The dividing of an estate can be complex and troubling to deal with, even if wishes are documented in a valid Will. Emotions can run high; disputes over an estate can erupt within the closest of families.

It is vital that property contained in your Will is processed appropriately, to avoid future problems arising. Some disappointed beneficiaries may seek further action to challenge what you have chosen to do within your Will.

There are many reasons why someone would choose to leave their estate to charity, rather than children or dependants.

A charity may be significantly important as a result of the care and support it has offered you during your life time. Or, your dependants and children are already comfortably well-off and not in need; a charity would benefit greatly from the proceedings.

If you are estranged from your family and are no longer in contact, leaving your estate to charity is a common scenario.

We do advise conciliatory discussions, to resolve family disputes. However, we are equally aware that irretrievable situations occur. In England, Wales and Northern Ireland it is possible to isolate family from being a beneficiary of your estate, but in Scotland you must leave a reserved quota to certain relatives.

Challenging an estate

A court may award a percentage of an estate to a relative if they are close family, or someone that relies on you financially. A family member can bring a claim to court, if it’s demonstrated they would otherwise be in financial difficulty. It is possible that a family member, who reasonably expects to be a beneficiary of an estate, would challenge a Will in court.

If you are certain you wish to leave your estate to charity, it is crucial that you advise your family on doing so- to avoid future legal costs and delays.

Family disputes are problematic, but going through the correct channels of communication will aid complications after your death.
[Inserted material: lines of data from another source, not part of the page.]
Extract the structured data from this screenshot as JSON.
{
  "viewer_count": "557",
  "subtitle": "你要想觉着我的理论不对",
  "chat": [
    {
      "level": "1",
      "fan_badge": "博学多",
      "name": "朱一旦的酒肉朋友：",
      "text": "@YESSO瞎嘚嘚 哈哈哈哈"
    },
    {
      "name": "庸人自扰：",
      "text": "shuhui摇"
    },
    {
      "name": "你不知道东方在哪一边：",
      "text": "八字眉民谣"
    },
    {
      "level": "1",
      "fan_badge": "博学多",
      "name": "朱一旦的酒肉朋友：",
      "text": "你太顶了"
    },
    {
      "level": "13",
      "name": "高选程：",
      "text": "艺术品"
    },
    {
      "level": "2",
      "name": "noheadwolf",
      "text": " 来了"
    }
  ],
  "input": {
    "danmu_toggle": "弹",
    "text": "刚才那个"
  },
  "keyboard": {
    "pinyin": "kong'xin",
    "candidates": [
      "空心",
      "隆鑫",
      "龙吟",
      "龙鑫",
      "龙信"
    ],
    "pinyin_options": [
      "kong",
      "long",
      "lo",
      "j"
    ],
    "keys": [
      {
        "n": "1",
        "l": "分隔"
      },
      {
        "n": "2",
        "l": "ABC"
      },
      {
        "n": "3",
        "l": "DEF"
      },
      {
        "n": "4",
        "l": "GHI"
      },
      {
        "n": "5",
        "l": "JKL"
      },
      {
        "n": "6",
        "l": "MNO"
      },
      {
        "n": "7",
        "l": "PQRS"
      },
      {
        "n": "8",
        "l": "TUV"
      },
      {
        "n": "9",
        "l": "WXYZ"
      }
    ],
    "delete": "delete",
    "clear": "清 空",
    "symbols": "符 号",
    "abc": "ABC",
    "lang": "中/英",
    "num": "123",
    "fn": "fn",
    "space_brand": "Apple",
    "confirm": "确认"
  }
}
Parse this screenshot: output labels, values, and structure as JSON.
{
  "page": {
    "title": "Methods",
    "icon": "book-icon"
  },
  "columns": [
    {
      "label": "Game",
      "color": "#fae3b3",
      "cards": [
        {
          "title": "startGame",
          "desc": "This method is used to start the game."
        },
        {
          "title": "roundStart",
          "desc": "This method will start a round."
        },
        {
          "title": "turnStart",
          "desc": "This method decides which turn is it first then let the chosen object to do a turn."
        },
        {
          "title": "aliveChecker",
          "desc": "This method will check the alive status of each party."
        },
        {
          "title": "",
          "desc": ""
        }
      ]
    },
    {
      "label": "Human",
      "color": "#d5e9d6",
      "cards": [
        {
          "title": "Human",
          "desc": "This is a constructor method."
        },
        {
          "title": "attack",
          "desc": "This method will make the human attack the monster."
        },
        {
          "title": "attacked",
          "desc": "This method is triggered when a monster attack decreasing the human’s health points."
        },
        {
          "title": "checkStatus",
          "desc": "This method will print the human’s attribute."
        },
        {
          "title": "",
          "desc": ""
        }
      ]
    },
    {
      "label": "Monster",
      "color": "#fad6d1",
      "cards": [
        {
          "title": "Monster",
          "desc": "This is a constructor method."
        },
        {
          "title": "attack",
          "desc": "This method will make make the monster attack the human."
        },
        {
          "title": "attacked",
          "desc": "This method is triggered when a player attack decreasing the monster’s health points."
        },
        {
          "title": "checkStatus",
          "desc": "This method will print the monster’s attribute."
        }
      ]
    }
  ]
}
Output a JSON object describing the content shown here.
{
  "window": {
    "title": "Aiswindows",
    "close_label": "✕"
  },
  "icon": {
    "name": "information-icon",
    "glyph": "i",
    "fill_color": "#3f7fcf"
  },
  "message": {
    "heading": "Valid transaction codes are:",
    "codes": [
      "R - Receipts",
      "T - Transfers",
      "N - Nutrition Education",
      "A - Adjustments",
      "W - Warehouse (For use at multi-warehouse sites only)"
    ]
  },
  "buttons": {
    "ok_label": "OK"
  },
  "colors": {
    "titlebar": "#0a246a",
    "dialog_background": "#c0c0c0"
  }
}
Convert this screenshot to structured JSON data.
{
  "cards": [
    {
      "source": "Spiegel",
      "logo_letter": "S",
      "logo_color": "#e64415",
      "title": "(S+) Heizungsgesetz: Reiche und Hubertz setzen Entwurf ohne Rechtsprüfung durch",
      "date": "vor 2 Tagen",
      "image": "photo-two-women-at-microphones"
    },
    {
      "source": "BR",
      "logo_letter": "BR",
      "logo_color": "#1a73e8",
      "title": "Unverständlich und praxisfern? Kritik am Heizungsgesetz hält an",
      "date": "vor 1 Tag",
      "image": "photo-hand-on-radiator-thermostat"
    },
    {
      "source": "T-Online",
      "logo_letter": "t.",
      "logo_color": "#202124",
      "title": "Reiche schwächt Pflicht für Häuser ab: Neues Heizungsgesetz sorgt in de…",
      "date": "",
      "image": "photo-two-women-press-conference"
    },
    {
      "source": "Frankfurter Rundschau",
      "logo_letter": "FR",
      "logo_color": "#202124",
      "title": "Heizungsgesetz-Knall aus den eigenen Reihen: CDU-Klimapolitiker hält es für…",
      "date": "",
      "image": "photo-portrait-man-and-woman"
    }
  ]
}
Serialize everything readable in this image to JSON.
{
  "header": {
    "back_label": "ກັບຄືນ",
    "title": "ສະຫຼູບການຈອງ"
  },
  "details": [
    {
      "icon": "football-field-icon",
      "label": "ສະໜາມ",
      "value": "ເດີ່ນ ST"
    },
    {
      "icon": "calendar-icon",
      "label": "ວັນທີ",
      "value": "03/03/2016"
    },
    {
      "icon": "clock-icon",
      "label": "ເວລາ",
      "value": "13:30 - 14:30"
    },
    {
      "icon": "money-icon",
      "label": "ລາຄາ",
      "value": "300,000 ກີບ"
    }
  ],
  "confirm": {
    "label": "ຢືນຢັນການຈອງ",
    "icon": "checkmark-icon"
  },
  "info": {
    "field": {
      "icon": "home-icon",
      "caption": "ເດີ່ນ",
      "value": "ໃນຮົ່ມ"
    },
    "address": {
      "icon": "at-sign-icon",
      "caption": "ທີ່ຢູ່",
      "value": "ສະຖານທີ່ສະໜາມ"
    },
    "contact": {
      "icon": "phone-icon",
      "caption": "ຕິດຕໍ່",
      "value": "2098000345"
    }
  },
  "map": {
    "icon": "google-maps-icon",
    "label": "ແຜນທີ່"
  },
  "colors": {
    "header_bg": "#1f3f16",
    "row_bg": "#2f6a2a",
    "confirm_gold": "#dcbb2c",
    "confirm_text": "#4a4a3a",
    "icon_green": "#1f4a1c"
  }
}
You need to demonstrate that you have done enough to prevent this by way of reasoned explanation.

You should:

  1. Prepare a sworn affidavit,  demonstrating your intentions and how they should not be challenged.
  2. Explain you decision in writing to leave with your will, giving reasons why the charity should be the beneficiary.
  3. In order to prevent the decision being contested on grounds of mental incapacity, include a certificate from a medical professional proving you were of sound mind when making the decision.
  4. Discuss your intentions with a professional Will advisor, explaining your reasons.

How to ensure your estate goes to charity

In order to safeguard your intentions and ensure your estate goes to a charity, you need to make the following arrangements:

Choose a future proof charity that isn’t in danger of being wound up or merged with another charity before you die. Consider including a second or third charity as options if the above happens. Also, consider setting up a charitable trust. This would indicate how you wish the funds to be used, and leave it to the trustees to decide on suitable projects/causes to be funded.

At any stage, should you wish to discuss your actions with a specialist, call our Wills and Probate department at Ison Harrison Solicitors. We will advise you on your options, and whether your actions are likely to go unchallenged and your wishes accepted.  Call today on 0113 284 5086 or alternatively dominic.mackenzie@isonharrison.co.uk.

We will ensure your estate is divided exactly how you wish.